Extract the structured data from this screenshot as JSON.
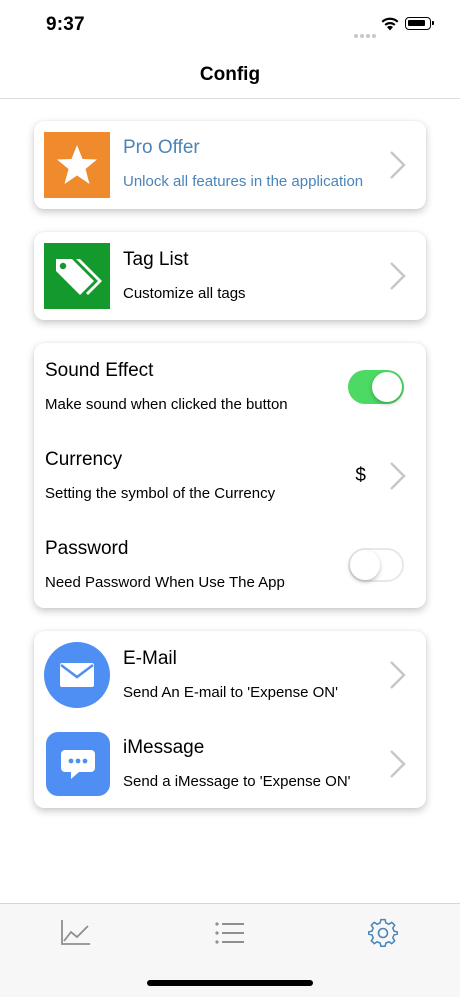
{
  "status_bar": {
    "time": "9:37"
  },
  "nav": {
    "title": "Config"
  },
  "cards": {
    "pro": {
      "title": "Pro Offer",
      "subtitle": "Unlock all features in the application",
      "accent": "#4a84b8",
      "tile_color": "#ef8b2c"
    },
    "tags": {
      "title": "Tag List",
      "subtitle": "Customize all tags",
      "tile_color": "#149a2c"
    },
    "settings": {
      "sound": {
        "title": "Sound Effect",
        "subtitle": "Make sound when clicked the button",
        "enabled": true
      },
      "currency": {
        "title": "Currency",
        "subtitle": "Setting the symbol of the Currency",
        "value": "$"
      },
      "password": {
        "title": "Password",
        "subtitle": "Need Password When Use The App",
        "enabled": false
      }
    },
    "contact": {
      "email": {
        "title": "E-Mail",
        "subtitle": "Send An E-mail to 'Expense ON'"
      },
      "imessage": {
        "title": "iMessage",
        "subtitle": "Send a iMessage to 'Expense ON'"
      }
    }
  },
  "tab_bar": {
    "tabs": [
      {
        "icon": "chart-line-icon",
        "active": false
      },
      {
        "icon": "list-icon",
        "active": false
      },
      {
        "icon": "gear-icon",
        "active": true
      }
    ],
    "active_color": "#4a84b8",
    "inactive_color": "#8e8e93"
  },
  "colors": {
    "toggle_on": "#4cd964",
    "icon_blue": "#4f8ef2"
  }
}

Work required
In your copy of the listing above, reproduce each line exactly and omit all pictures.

Exercise solution
Extract the structured data from this screenshot as JSON.
{
  "status_bar": {
    "time": "9:37"
  },
  "nav": {
    "title": "Config"
  },
  "cards": {
    "pro": {
      "title": "Pro Offer",
      "subtitle": "Unlock all features in the application",
      "accent": "#4a84b8",
      "tile_color": "#ef8b2c"
    },
    "tags": {
      "title": "Tag List",
      "subtitle": "Customize all tags",
      "tile_color": "#149a2c"
    },
    "settings": {
      "sound": {
        "title": "Sound Effect",
        "subtitle": "Make sound when clicked the button",
        "enabled": true
      },
      "currency": {
        "title": "Currency",
        "subtitle": "Setting the symbol of the Currency",
        "value": "$"
      },
      "password": {
        "title": "Password",
        "subtitle": "Need Password When Use The App",
        "enabled": false
      }
    },
    "contact": {
      "email": {
        "title": "E-Mail",
        "subtitle": "Send An E-mail to 'Expense ON'"
      },
      "imessage": {
        "title": "iMessage",
        "subtitle": "Send a iMessage to 'Expense ON'"
      }
    }
  },
  "tab_bar": {
    "tabs": [
      {
        "icon": "chart-line-icon",
        "active": false
      },
      {
        "icon": "list-icon",
        "active": false
      },
      {
        "icon": "gear-icon",
        "active": true
      }
    ],
    "active_color": "#4a84b8",
    "inactive_color": "#8e8e93"
  },
  "colors": {
    "toggle_on": "#4cd964",
    "icon_blue": "#4f8ef2"
  }
}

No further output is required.